(Raw data)

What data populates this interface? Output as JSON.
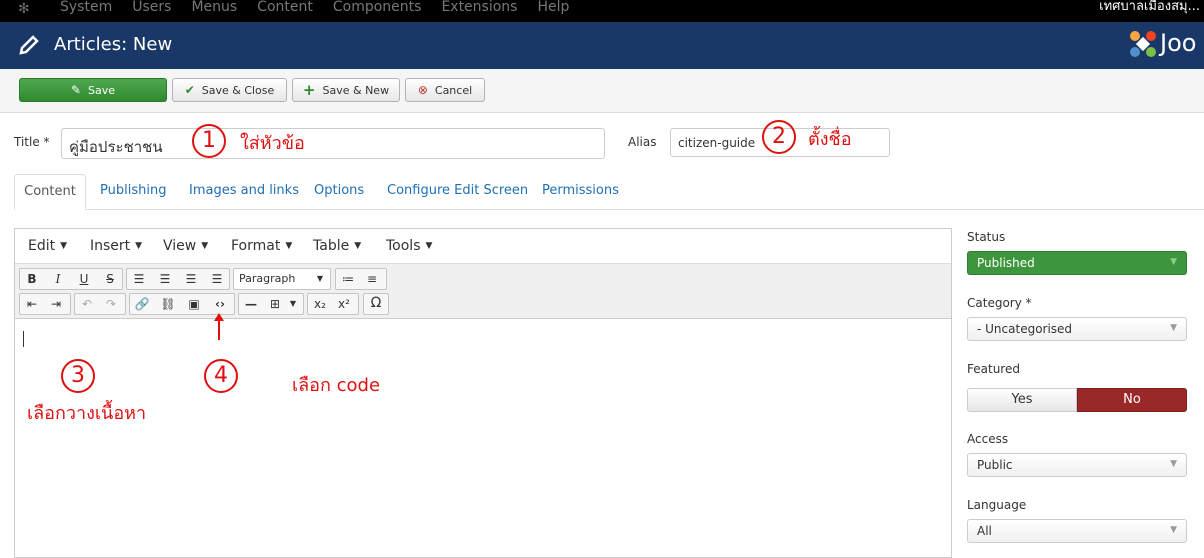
{
  "topbar": {
    "menus": [
      "System",
      "Users",
      "Menus",
      "Content",
      "Components",
      "Extensions",
      "Help"
    ],
    "site_name": "เทศบาลเมืองสมุ..."
  },
  "header": {
    "title": "Articles: New",
    "brand": "Joo"
  },
  "toolbar": {
    "save": "Save",
    "save_close": "Save & Close",
    "save_new": "Save & New",
    "cancel": "Cancel"
  },
  "form": {
    "title_label": "Title *",
    "title_value": "คู่มือประชาชน",
    "alias_label": "Alias",
    "alias_value": "citizen-guide"
  },
  "tabs": [
    "Content",
    "Publishing",
    "Images and links",
    "Options",
    "Configure Edit Screen",
    "Permissions"
  ],
  "editor": {
    "menus": [
      "Edit",
      "Insert",
      "View",
      "Format",
      "Table",
      "Tools"
    ],
    "format_select": "Paragraph"
  },
  "annotations": {
    "n1": "1",
    "t1": "ใส่หัวข้อ",
    "n2": "2",
    "t2": "ตั้งชื่อ",
    "n3": "3",
    "t3": "เลือกวางเนื้อหา",
    "n4": "4",
    "t4": "เลือก code"
  },
  "sidebar": {
    "status_label": "Status",
    "status_value": "Published",
    "category_label": "Category *",
    "category_value": "- Uncategorised",
    "featured_label": "Featured",
    "featured_yes": "Yes",
    "featured_no": "No",
    "access_label": "Access",
    "access_value": "Public",
    "language_label": "Language",
    "language_value": "All"
  },
  "colors": {
    "header_bg": "#1a3867",
    "save_green": "#3d963d",
    "featured_no_red": "#9b2828",
    "annotation_red": "#e01010"
  }
}
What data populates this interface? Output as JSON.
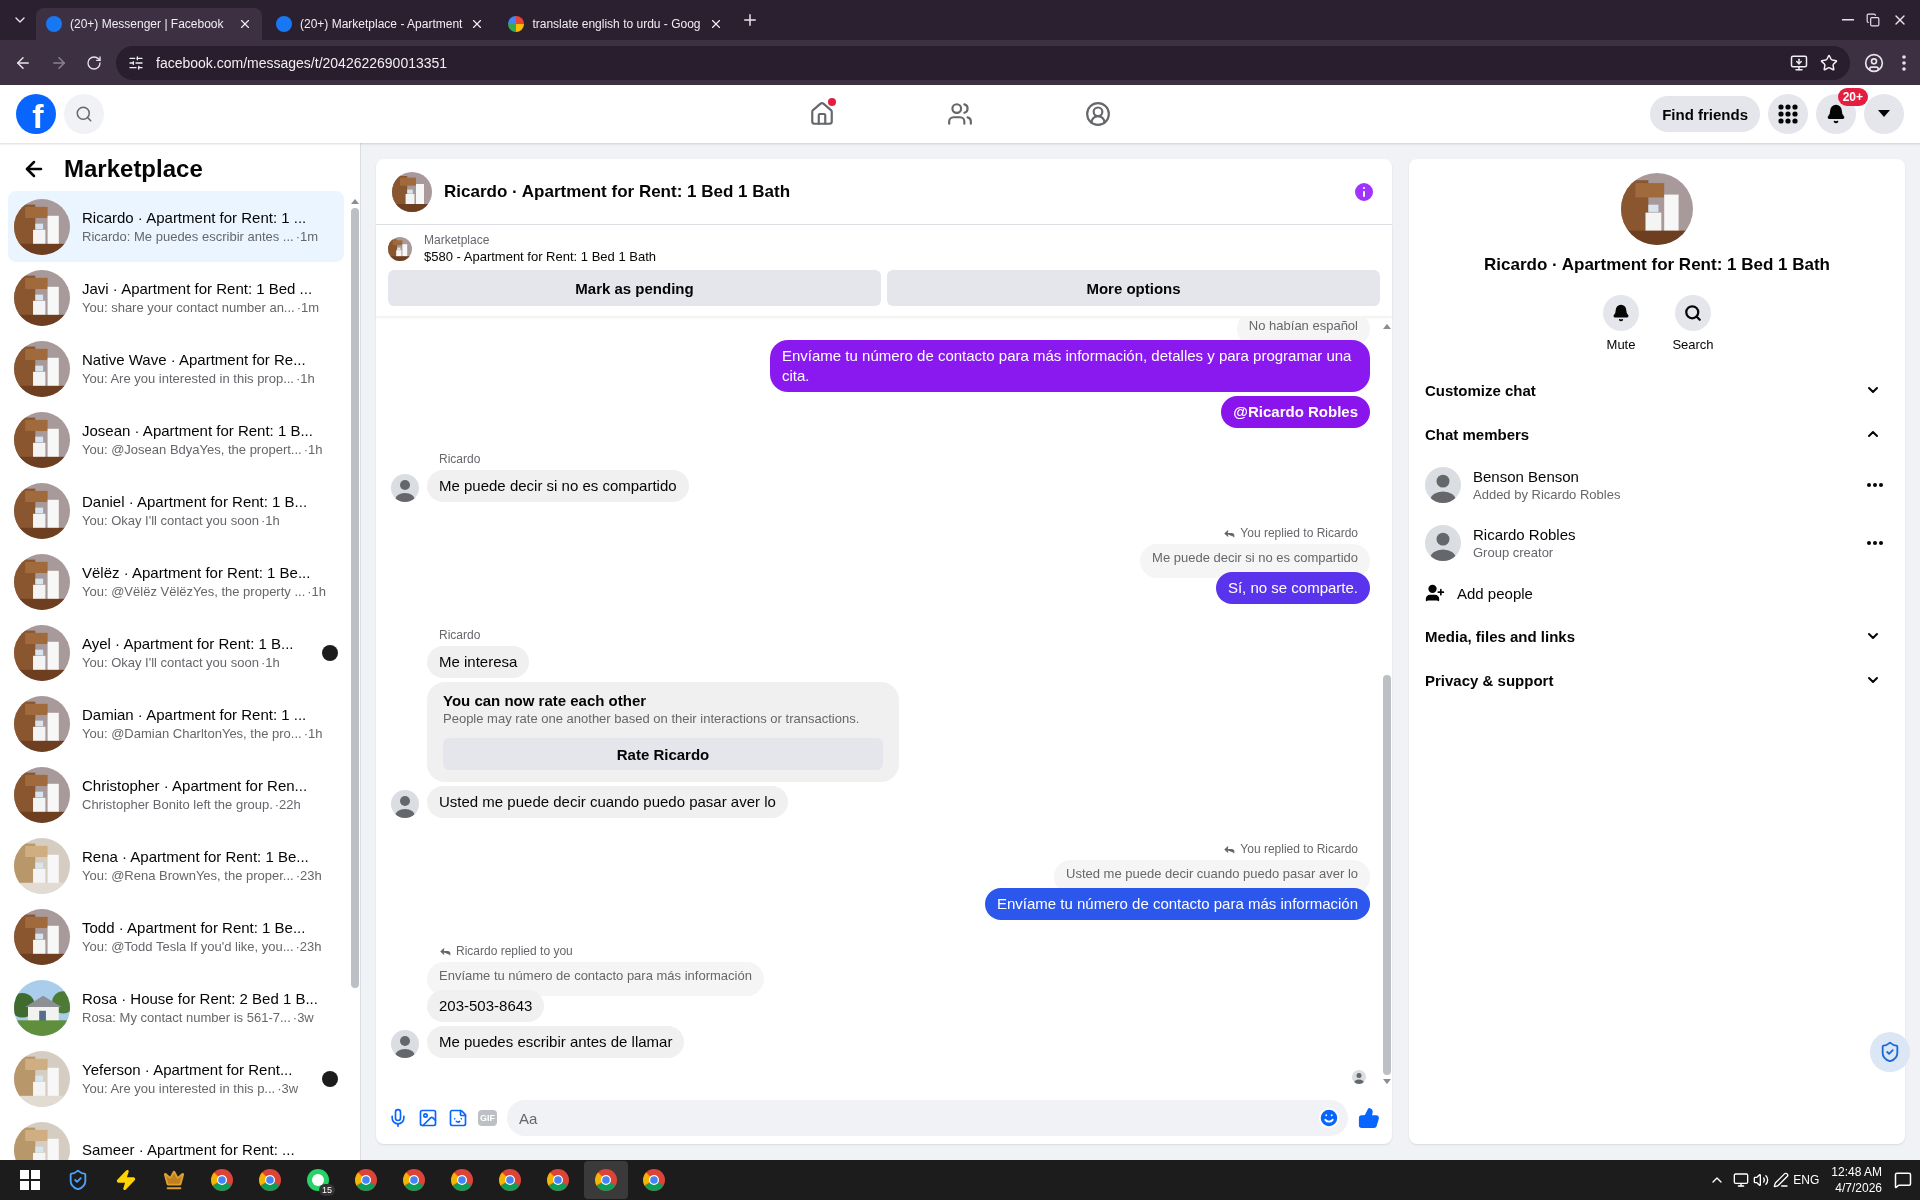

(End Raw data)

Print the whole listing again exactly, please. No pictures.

What data populates this interface? Output as JSON.
{
  "topbar": {
    "menus": [
      "System",
      "Users",
      "Menus",
      "Content",
      "Components",
      "Extensions",
      "Help"
    ],
    "site_name": "เทศบาลเมืองสมุ..."
  },
  "header": {
    "title": "Articles: New",
    "brand": "Joo"
  },
  "toolbar": {
    "save": "Save",
    "save_close": "Save & Close",
    "save_new": "Save & New",
    "cancel": "Cancel"
  },
  "form": {
    "title_label": "Title *",
    "title_value": "คู่มือประชาชน",
    "alias_label": "Alias",
    "alias_value": "citizen-guide"
  },
  "tabs": [
    "Content",
    "Publishing",
    "Images and links",
    "Options",
    "Configure Edit Screen",
    "Permissions"
  ],
  "editor": {
    "menus": [
      "Edit",
      "Insert",
      "View",
      "Format",
      "Table",
      "Tools"
    ],
    "format_select": "Paragraph"
  },
  "annotations": {
    "n1": "1",
    "t1": "ใส่หัวข้อ",
    "n2": "2",
    "t2": "ตั้งชื่อ",
    "n3": "3",
    "t3": "เลือกวางเนื้อหา",
    "n4": "4",
    "t4": "เลือก code"
  },
  "sidebar": {
    "status_label": "Status",
    "status_value": "Published",
    "category_label": "Category *",
    "category_value": "- Uncategorised",
    "featured_label": "Featured",
    "featured_yes": "Yes",
    "featured_no": "No",
    "access_label": "Access",
    "access_value": "Public",
    "language_label": "Language",
    "language_value": "All"
  },
  "colors": {
    "header_bg": "#1a3867",
    "save_green": "#3d963d",
    "featured_no_red": "#9b2828",
    "annotation_red": "#e01010"
  }
}
What data populates this interface? Output as JSON.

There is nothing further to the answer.